Caves, Caves and More Caves
I climbed into the boat satisfied with my decision to take the plunge. Before reaching the national park’s land-based caves with petroglyphs and pictographs, we stopped in Mouth of the Shark Cave, named because the entrance looks like the jaws of a shark, for another swim. This time, I stayed in the boat while a couple others swam.
We motored around more limestone keys passing the artistic-like root system of red mangrove trees to reach the dock for Cueva de la Línea, or Line Cave. I applied mosquito repellent and was thankful for wearing sturdy shoes to navigate over the muddy and sometimes slippery terrain. The cave’s name comes from a railway line that ran in front of it. Inside the cave we visited a handful of caverns to see the pictographs and petroglyphs believed to be created by the Taino natives pre-Christopher Columbus (pre-1492).
Petroglyphs are engravings in the rock while pictographs are drawings. The “ink” used in these drawings were from such resources as dyes from mangrove bark, bat guano, charcoal and manatee fat.
For a brief moment I had a chance to stand on the cave’s dirt floor and look up through the opening to the outside. I was truly in awe of the centuries of history before me and how it’s been preserved. Closing my eyes I envisioned what it must have been like more than 600 years ago to live in the cave. I know the images tell a story and some of them on the stone walls looked as though they were written by a teenager angry with his parents.
La Cueva de la Arena, or Sand Cave, was the next stop which had a gorgeous sand beach and cave on the water. Small bats hung in the cave’s ceiling pockets and I was cautious not to disturb their deep sleep.
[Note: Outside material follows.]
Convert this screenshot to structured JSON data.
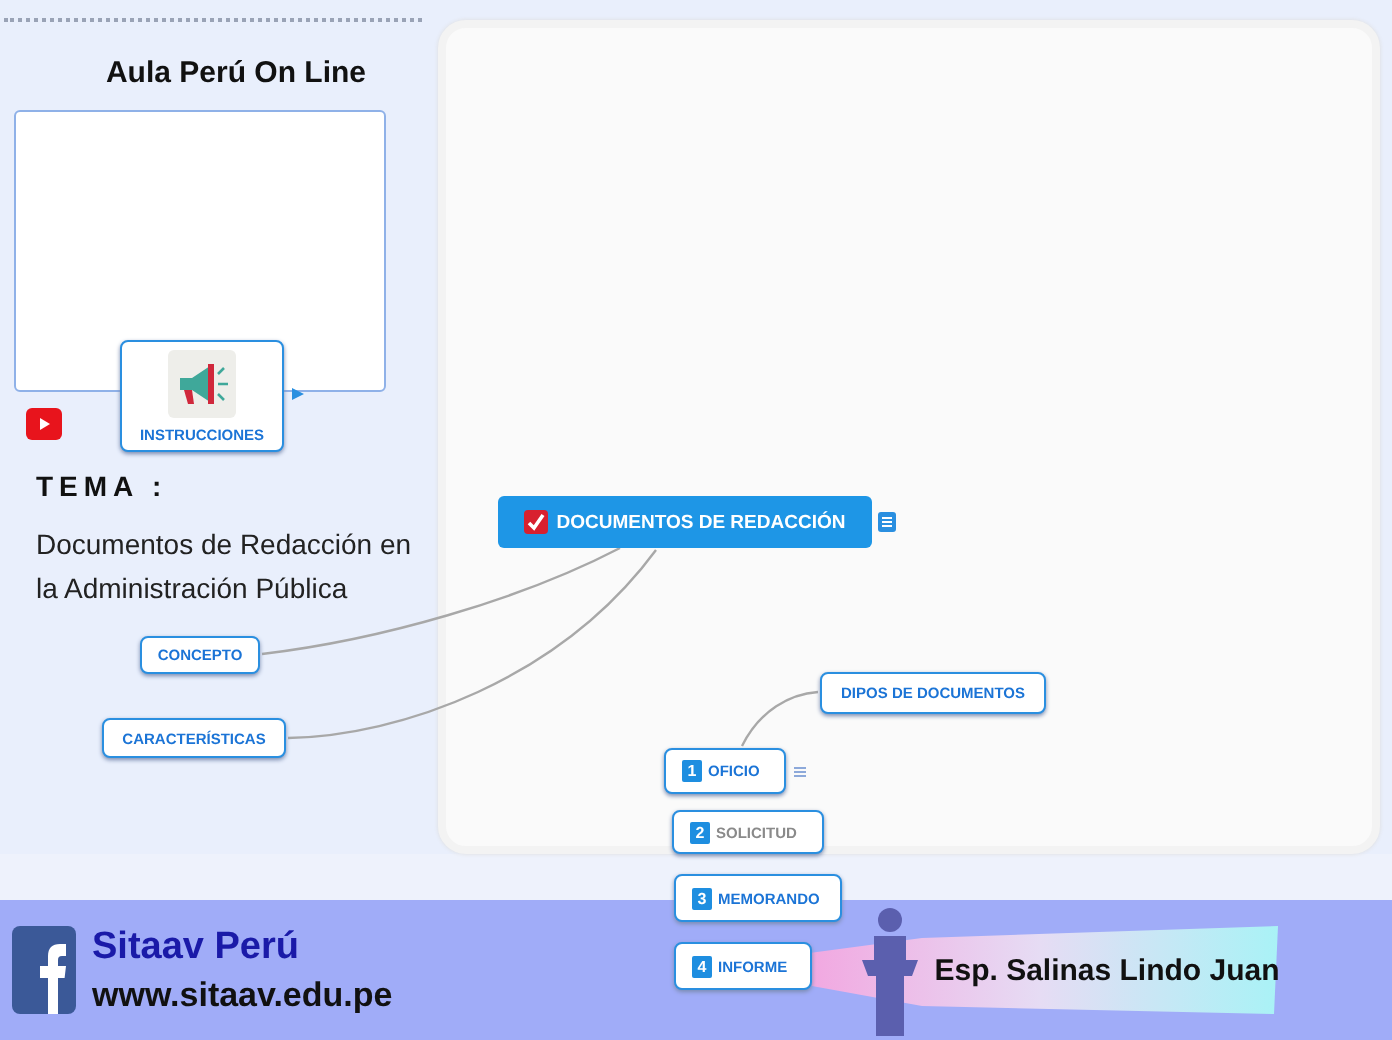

The scenery of rocky shores meeting the sea was absolutely stunning and a pocket of calm water in the cave was inviting.
Before entering the cave system I saw two rock carvings probably dating back about 1,000 years ago. They showed some weathering but for the most part the detail was very distinctive although it can be argued what exactly the carvings depict. Some saw an owl while others saw Homer Simpson. What do you see in the image below?
Worked Up an Appetite for an Authentic Dominican Lunch
The Los Haitises National Park adventure ended with a trip back to the mainland and a typical Dominican lunch feast of cabbage salad, rice, beans, grilled chicken, fish, potatoes and fresh fruit. Oh my, was the fruit ever fresh! Not just during this lunch but everywhere during the trip through Samaná. Fruit as pineapple, mango, coconut and watermelon were sweet and delightfully juicy, just as fruit should be.
Explore Los Haitises National Park with a licensed operator. Tours typically offer a narrated boat tour, land tour through the caves and lunch. Admission into the park (RD $100) in typically included with the tour. Tours are commonly offered at Samaná-area and in other Dominican Republic resort destinations. I stayed at The Bannister Hotel, a relatively new waterfront boutique hotel perfect for my pace of life and enjoying an ecotourism vacation in the Dominican Republic.
Samaná Had Me at First Splash
As soon as I splashed into the water, I knew I was in love with Samaná. Admittedly, I fell fast for this magical, ecotourism destination and the few treasures I had seen but it all felt authentic, genuine and oh, so perfect. Yes, Samaná. You had me at first splash.
Enjoy additional photos on my Flickr channel.
This is the first in a multi-post series about visiting Samaná, Dominican Republic.
Disclosure: I was a guest of the Dominican Republic Ministry of Tourism and their U.S.-based public relations agency of record, BVK. They have not reviewed this post and opinions are my own.